Monday, March 16, 2020

Black Monday

In 1986, at 29 and single, I had moved from being a bond broker on Wall Street to being a stock broker in La Jolla. By the Fall of 1987, I had successfully graduated from the Shearson Lehman training center during a debauched three weeks in Los Angeles. 

By early October, back in La Jolla, I had just begun to start building my client portfolio when the stock market crashed on Black Monday. At the time, I thought it was the end of the world. Two days later, I got a call that my youthful 62-year-old father, Robert Joseph Kaseberg, had an aneurism and was not expected to pull through. 

Now instead of watching the computer monitoring the falling market, I was in Champagne, Illinois watching my father’s heart rate monitor. They told me his heart would stop soon. It never did. He was declared brain dead and they wheeled his body off down the hall because he was an organ donor. 

After the funeral at the Winnetka Congregational Church, back at our house, we watched on TV as the market continued to fall. WGN had decided to stick a microphone on a formica desk in an empty studio and have some monotoned executive read-off the numbers of the falling market. It was so stark, echoey and apocalyptic. It truly scared me. 

Meanwhile, my well-meaning - but ham-fisted - Uncle was haranguing me that I needed to sell my mother’s house immediately and put everything in gold before the riots started.

Now it really seemed the world was coming to an end.

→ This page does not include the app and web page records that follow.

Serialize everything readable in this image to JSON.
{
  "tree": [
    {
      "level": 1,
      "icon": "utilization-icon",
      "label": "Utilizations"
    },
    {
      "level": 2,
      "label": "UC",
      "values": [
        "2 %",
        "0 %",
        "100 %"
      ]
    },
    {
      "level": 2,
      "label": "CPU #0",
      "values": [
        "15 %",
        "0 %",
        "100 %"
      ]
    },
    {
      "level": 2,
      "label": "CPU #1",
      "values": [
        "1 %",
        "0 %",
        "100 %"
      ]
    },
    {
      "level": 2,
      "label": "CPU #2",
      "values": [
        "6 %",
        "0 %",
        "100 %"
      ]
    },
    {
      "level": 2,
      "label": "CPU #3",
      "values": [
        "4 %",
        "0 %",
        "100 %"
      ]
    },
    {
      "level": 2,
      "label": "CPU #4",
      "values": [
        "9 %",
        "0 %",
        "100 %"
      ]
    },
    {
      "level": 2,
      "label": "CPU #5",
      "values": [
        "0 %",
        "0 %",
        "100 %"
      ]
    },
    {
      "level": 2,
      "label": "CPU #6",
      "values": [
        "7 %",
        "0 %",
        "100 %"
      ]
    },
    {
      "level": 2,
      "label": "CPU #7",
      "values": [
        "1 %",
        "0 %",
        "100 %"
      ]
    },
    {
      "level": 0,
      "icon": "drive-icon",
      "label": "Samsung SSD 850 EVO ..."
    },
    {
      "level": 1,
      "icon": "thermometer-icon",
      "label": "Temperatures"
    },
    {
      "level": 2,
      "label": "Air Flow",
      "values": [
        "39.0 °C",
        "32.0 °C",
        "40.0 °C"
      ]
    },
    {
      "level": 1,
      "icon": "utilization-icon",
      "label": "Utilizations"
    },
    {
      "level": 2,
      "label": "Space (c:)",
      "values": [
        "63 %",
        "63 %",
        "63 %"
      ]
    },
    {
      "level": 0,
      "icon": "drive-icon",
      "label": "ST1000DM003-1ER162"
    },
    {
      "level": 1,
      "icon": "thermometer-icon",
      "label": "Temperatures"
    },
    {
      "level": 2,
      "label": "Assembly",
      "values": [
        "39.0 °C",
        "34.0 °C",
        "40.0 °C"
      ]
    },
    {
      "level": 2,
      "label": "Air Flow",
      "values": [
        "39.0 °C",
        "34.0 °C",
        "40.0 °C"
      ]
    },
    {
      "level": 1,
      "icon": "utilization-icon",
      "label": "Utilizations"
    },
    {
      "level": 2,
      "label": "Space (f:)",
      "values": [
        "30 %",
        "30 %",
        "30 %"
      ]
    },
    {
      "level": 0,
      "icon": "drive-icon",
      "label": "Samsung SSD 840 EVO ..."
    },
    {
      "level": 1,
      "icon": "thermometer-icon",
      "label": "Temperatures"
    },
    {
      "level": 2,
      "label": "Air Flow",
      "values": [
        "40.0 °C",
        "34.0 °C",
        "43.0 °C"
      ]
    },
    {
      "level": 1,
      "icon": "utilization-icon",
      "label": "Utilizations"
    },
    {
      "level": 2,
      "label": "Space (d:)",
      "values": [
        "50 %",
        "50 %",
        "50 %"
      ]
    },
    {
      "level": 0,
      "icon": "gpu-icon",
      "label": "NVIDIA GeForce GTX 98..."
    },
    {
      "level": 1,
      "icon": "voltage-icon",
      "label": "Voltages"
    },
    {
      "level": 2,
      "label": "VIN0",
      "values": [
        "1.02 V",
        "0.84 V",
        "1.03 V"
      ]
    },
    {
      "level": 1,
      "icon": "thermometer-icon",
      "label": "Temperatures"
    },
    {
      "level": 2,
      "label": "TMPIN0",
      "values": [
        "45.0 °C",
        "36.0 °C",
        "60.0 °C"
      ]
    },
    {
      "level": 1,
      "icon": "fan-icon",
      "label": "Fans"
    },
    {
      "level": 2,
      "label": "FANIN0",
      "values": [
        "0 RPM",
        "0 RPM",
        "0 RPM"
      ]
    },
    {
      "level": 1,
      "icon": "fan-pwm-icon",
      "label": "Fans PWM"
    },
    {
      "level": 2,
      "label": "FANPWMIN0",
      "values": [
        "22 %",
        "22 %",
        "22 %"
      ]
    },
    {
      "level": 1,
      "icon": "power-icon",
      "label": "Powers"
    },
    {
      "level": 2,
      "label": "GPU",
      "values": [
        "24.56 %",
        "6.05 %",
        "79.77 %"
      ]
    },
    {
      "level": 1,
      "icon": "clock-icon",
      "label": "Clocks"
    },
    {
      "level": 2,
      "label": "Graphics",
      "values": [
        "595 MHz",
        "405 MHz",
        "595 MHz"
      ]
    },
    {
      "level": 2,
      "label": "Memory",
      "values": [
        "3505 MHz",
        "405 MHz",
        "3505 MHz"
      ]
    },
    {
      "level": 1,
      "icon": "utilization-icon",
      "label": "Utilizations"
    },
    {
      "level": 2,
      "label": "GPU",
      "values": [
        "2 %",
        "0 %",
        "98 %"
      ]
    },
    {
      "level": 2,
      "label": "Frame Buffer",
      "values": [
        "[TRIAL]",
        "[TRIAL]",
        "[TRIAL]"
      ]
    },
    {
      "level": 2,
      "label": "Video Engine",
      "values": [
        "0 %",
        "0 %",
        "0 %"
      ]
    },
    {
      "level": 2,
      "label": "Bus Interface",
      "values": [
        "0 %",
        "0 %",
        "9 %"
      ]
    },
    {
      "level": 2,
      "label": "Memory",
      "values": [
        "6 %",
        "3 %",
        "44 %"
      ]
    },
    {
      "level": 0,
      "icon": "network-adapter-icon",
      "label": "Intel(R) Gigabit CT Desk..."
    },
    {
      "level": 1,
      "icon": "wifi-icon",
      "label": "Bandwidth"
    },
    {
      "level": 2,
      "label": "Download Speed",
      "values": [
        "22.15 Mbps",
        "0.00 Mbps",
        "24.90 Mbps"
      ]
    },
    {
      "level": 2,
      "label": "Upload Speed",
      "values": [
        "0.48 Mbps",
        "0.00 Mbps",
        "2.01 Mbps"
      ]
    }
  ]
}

If you had invested on the Friday before Black Monday, in one year you would have recouped all of your losses. That was not the end of the world. 

This is not the end of the world.